ACTION ITEM: Within the entries below, count the lines that hold the string "науки" and give only that number.

Dataset rows describing interfaces:
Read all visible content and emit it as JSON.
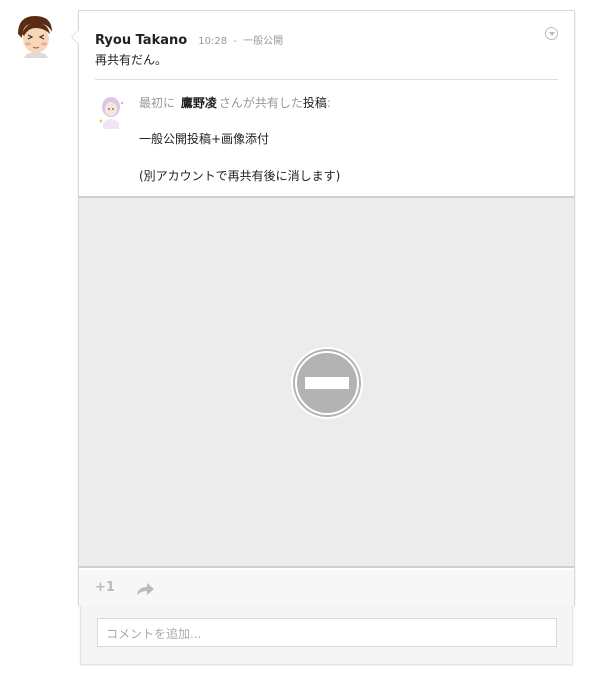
{
  "post": {
    "author": "Ryou Takano",
    "time": "10:28",
    "separator": "-",
    "visibility": "一般公開",
    "text": "再共有だん。"
  },
  "reshare": {
    "prefix": "最初に",
    "original_author": "鷹野凌",
    "middle": "さんが共有した",
    "post_word": "投稿",
    "colon": ":",
    "body_line1": "一般公開投稿+画像添付",
    "body_line2": "(別アカウントで再共有後に消します)"
  },
  "actions": {
    "plusone_label": "+1"
  },
  "comment": {
    "placeholder": "コメントを追加..."
  },
  "colors": {
    "image_bg": "#ececec",
    "blocked_icon": "#b3b3b3"
  },
  "icons": {
    "avatar": "avatar-icon",
    "menu": "chevron-down-icon",
    "blocked": "blocked-image-icon",
    "share": "share-arrow-icon"
  }
}
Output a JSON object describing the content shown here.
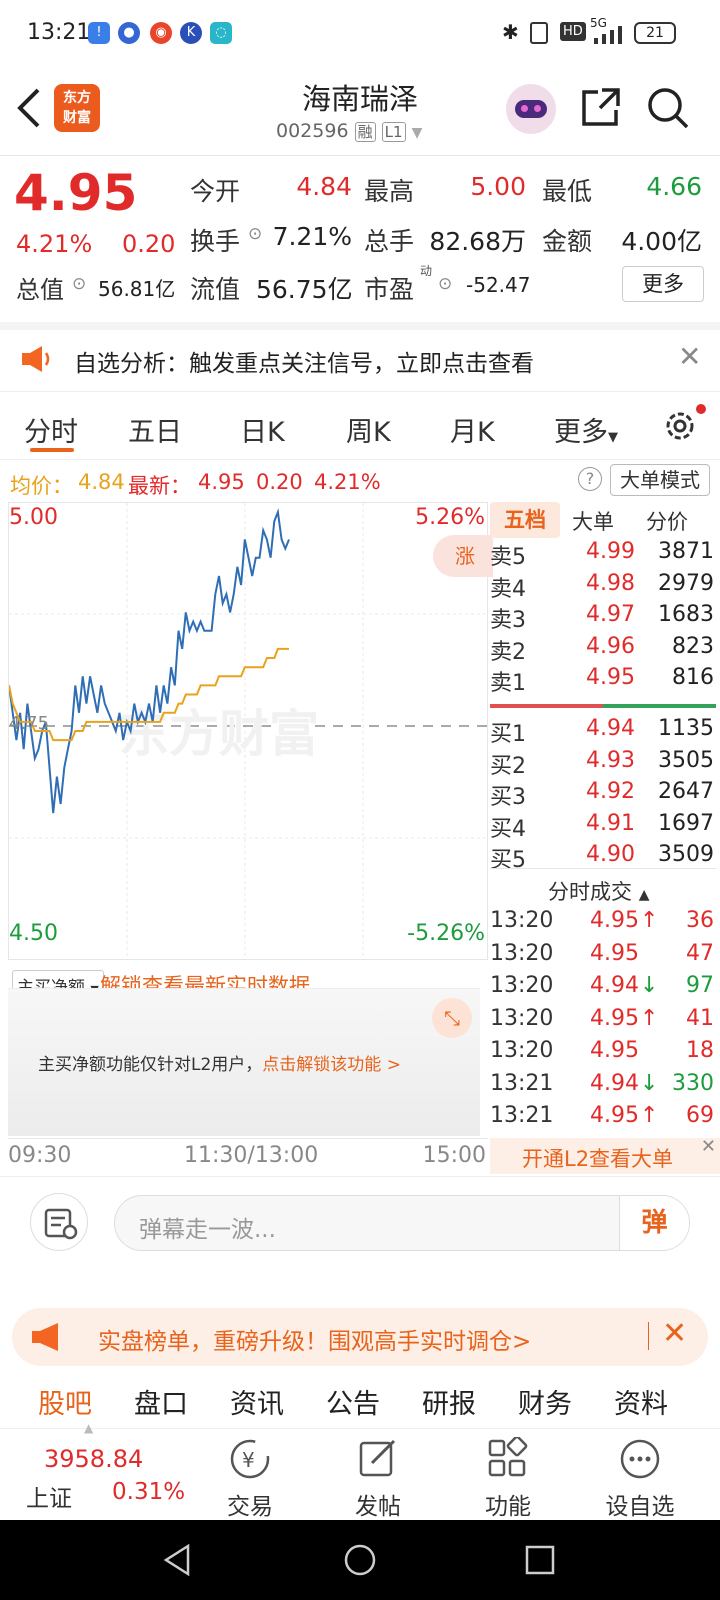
{
  "status_bar": {
    "time": "13:21",
    "battery": "21",
    "network": "5G"
  },
  "header": {
    "logo_text_1": "东方",
    "logo_text_2": "财富",
    "title": "海南瑞泽",
    "code": "002596",
    "badge_rong": "融",
    "badge_level": "L1"
  },
  "quote": {
    "price": "4.95",
    "change_pct": "4.21%",
    "change": "0.20",
    "open_label": "今开",
    "open": "4.84",
    "high_label": "最高",
    "high": "5.00",
    "low_label": "最低",
    "low": "4.66",
    "turnover_label": "换手",
    "turnover": "7.21%",
    "volume_label": "总手",
    "volume": "82.68万",
    "amount_label": "金额",
    "amount": "4.00亿",
    "mktcap_label": "总值",
    "mktcap": "56.81亿",
    "float_label": "流值",
    "float_cap": "56.75亿",
    "pe_label": "市盈",
    "pe_sup": "动",
    "pe": "-52.47",
    "more_button": "更多"
  },
  "notice": {
    "text": "自选分析：触发重点关注信号，立即点击查看"
  },
  "tabs": [
    "分时",
    "五日",
    "日K",
    "周K",
    "月K",
    "更多"
  ],
  "avg_bar": {
    "avg_label": "均价：",
    "avg": "4.84",
    "latest_label": "最新：",
    "latest": "4.95",
    "change": "0.20",
    "change_pct": "4.21%",
    "mode_button": "大单模式"
  },
  "chart": {
    "y_top": "5.00",
    "y_mid": "4.75",
    "y_bottom": "4.50",
    "pct_top": "5.26%",
    "pct_bottom": "-5.26%",
    "zhang_label": "涨",
    "watermark": "东方财富",
    "x_labels": [
      "09:30",
      "11:30/13:00",
      "15:00"
    ],
    "colors": {
      "price": "#2f6eb5",
      "avg": "#e8a21c"
    }
  },
  "chart_data": {
    "type": "line",
    "ylim": [
      4.5,
      5.0
    ],
    "prev_close": 4.75,
    "series": [
      {
        "name": "",
        "values": [
          4.8,
          4.77,
          4.74,
          4.77,
          4.73,
          4.78,
          4.75,
          4.72,
          4.73,
          4.75,
          4.76,
          4.71,
          4.66,
          4.7,
          4.67,
          4.71,
          4.73,
          4.75,
          4.8,
          4.77,
          4.81,
          4.78,
          4.81,
          4.79,
          4.77,
          4.8,
          4.78,
          4.77,
          4.76,
          4.75,
          4.77,
          4.74,
          4.76,
          4.75,
          4.78,
          4.76,
          4.77,
          4.76,
          4.78,
          4.76,
          4.8,
          4.77,
          4.8,
          4.78,
          4.82,
          4.8,
          4.86,
          4.84,
          4.88,
          4.86,
          4.87,
          4.86,
          4.87,
          4.86,
          4.86,
          4.86,
          4.9,
          4.92,
          4.89,
          4.9,
          4.88,
          4.9,
          4.93,
          4.91,
          4.96,
          4.94,
          4.92,
          4.94,
          4.94,
          4.97,
          4.96,
          4.94,
          4.98,
          4.99,
          4.96,
          4.95,
          4.96
        ]
      },
      {
        "name": "",
        "values": [
          4.8,
          4.78,
          4.77,
          4.76,
          4.76,
          4.76,
          4.76,
          4.75,
          4.75,
          4.75,
          4.75,
          4.75,
          4.74,
          4.74,
          4.74,
          4.74,
          4.74,
          4.74,
          4.75,
          4.75,
          4.75,
          4.76,
          4.76,
          4.76,
          4.76,
          4.76,
          4.76,
          4.76,
          4.76,
          4.76,
          4.76,
          4.76,
          4.76,
          4.76,
          4.76,
          4.76,
          4.76,
          4.76,
          4.76,
          4.76,
          4.76,
          4.76,
          4.77,
          4.77,
          4.77,
          4.77,
          4.78,
          4.78,
          4.79,
          4.79,
          4.79,
          4.79,
          4.8,
          4.8,
          4.8,
          4.8,
          4.8,
          4.81,
          4.81,
          4.81,
          4.81,
          4.81,
          4.81,
          4.81,
          4.82,
          4.82,
          4.82,
          4.82,
          4.82,
          4.82,
          4.83,
          4.83,
          4.83,
          4.84,
          4.84,
          4.84,
          4.84
        ]
      }
    ]
  },
  "book": {
    "tabs": [
      "五档",
      "大单",
      "分价"
    ],
    "sells": [
      {
        "label": "卖5",
        "price": "4.99",
        "vol": "3871"
      },
      {
        "label": "卖4",
        "price": "4.98",
        "vol": "2979"
      },
      {
        "label": "卖3",
        "price": "4.97",
        "vol": "1683"
      },
      {
        "label": "卖2",
        "price": "4.96",
        "vol": "823"
      },
      {
        "label": "卖1",
        "price": "4.95",
        "vol": "816"
      }
    ],
    "buys": [
      {
        "label": "买1",
        "price": "4.94",
        "vol": "1135"
      },
      {
        "label": "买2",
        "price": "4.93",
        "vol": "3505"
      },
      {
        "label": "买3",
        "price": "4.92",
        "vol": "2647"
      },
      {
        "label": "买4",
        "price": "4.91",
        "vol": "1697"
      },
      {
        "label": "买5",
        "price": "4.90",
        "vol": "3509"
      }
    ],
    "ticks_title": "分时成交",
    "ticks": [
      {
        "time": "13:20",
        "price": "4.95",
        "dir": "↑",
        "vol": "36",
        "color": "#e12b2b"
      },
      {
        "time": "13:20",
        "price": "4.95",
        "dir": "",
        "vol": "47",
        "color": "#e12b2b"
      },
      {
        "time": "13:20",
        "price": "4.94",
        "dir": "↓",
        "vol": "97",
        "color": "#1c9c3c"
      },
      {
        "time": "13:20",
        "price": "4.95",
        "dir": "↑",
        "vol": "41",
        "color": "#e12b2b"
      },
      {
        "time": "13:20",
        "price": "4.95",
        "dir": "",
        "vol": "18",
        "color": "#e12b2b"
      },
      {
        "time": "13:21",
        "price": "4.94",
        "dir": "↓",
        "vol": "330",
        "color": "#1c9c3c"
      },
      {
        "time": "13:21",
        "price": "4.95",
        "dir": "↑",
        "vol": "69",
        "color": "#e12b2b"
      }
    ],
    "l2_banner": "开通L2查看大单"
  },
  "netbuy": {
    "select": "主买净额",
    "unlock_link": "解锁查看最新实时数据",
    "info": "主买净额功能仅针对L2用户，",
    "info_link": "点击解锁该功能 >"
  },
  "comment": {
    "placeholder": "弹幕走一波...",
    "send": "弹"
  },
  "promo": {
    "text": "实盘榜单，重磅升级！围观高手实时调仓>"
  },
  "subtabs": [
    "股吧",
    "盘口",
    "资讯",
    "公告",
    "研报",
    "财务",
    "资料"
  ],
  "bottom_nav": {
    "index_value": "3958.84",
    "index_name": "上证",
    "index_pct": "0.31%",
    "items": [
      "交易",
      "发帖",
      "功能",
      "设自选"
    ]
  }
}
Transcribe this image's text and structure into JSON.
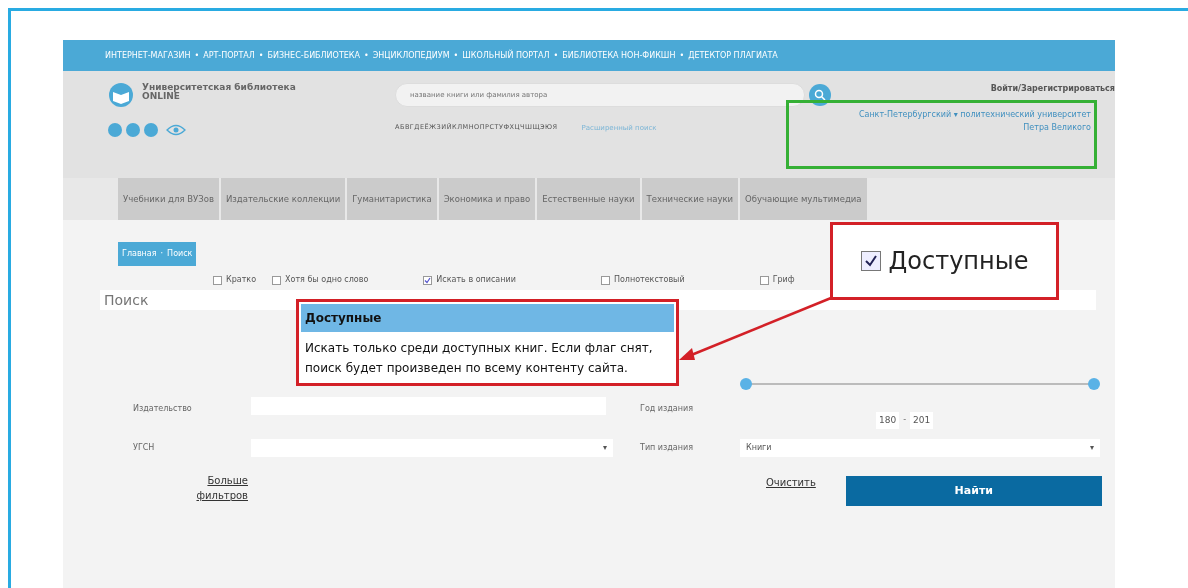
{
  "top_bar": {
    "links": [
      "ИНТЕРНЕТ-МАГАЗИН",
      "АРТ-ПОРТАЛ",
      "БИЗНЕС-БИБЛИОТЕКА",
      "ЭНЦИКЛОПЕДИУМ",
      "ШКОЛЬНЫЙ ПОРТАЛ",
      "БИБЛИОТЕКА НОН-ФИКШН",
      "ДЕТЕКТОР ПЛАГИАТА"
    ],
    "separator": "•"
  },
  "header": {
    "logo_title": "Университетская библиотека",
    "logo_subtitle": "ONLINE",
    "search_placeholder": "название книги или фамилия автора",
    "login": "Войти/Зарегистрироваться",
    "alphabet": "АБВГДЕЁЖЗИЙКЛМНОПРСТУФХЦЧШЩЭЮЯ",
    "advanced_search": "Расширенный поиск",
    "institution": "Санкт-Петербургский ▾ политехнический университет Петра Великого"
  },
  "nav_tabs": [
    "Учебники для ВУЗов",
    "Издательские коллекции",
    "Гуманитаристика",
    "Экономика и право",
    "Естественные науки",
    "Технические науки",
    "Обучающие мультимедиа"
  ],
  "breadcrumbs": {
    "items": [
      "Главная",
      "Поиск"
    ],
    "separator": "·"
  },
  "options": [
    {
      "label": "Кратко",
      "checked": false
    },
    {
      "label": "Хотя бы одно слово",
      "checked": false
    },
    {
      "label": "Искать в описании",
      "checked": true
    },
    {
      "label": "Полнотекстовый",
      "checked": false
    },
    {
      "label": "Гриф",
      "checked": false
    }
  ],
  "search": {
    "placeholder": "Поиск"
  },
  "filters": {
    "publisher_label": "Издательство",
    "year_label": "Год издания",
    "year_range": {
      "thumbs": [
        {
          "level": 0
        },
        {
          "level": 1
        }
      ],
      "from": "180",
      "dash": "-",
      "to": "201"
    },
    "ugsn_label": "УГСН",
    "ugsn_caret": "▾",
    "type_label": "Тип издания",
    "type_value": "Книги",
    "type_caret": "▾"
  },
  "buttons": {
    "more_filters": "Больше фильтров",
    "clear": "Очистить",
    "find": "Найти"
  },
  "callout": {
    "label": "Доступные",
    "checked": true
  },
  "tooltip": {
    "title": "Доступные",
    "text": "Искать только среди доступных книг. Если флаг снят, поиск будет произведен по всему контенту сайта."
  }
}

RESULT OF THIS EXERCISE: 2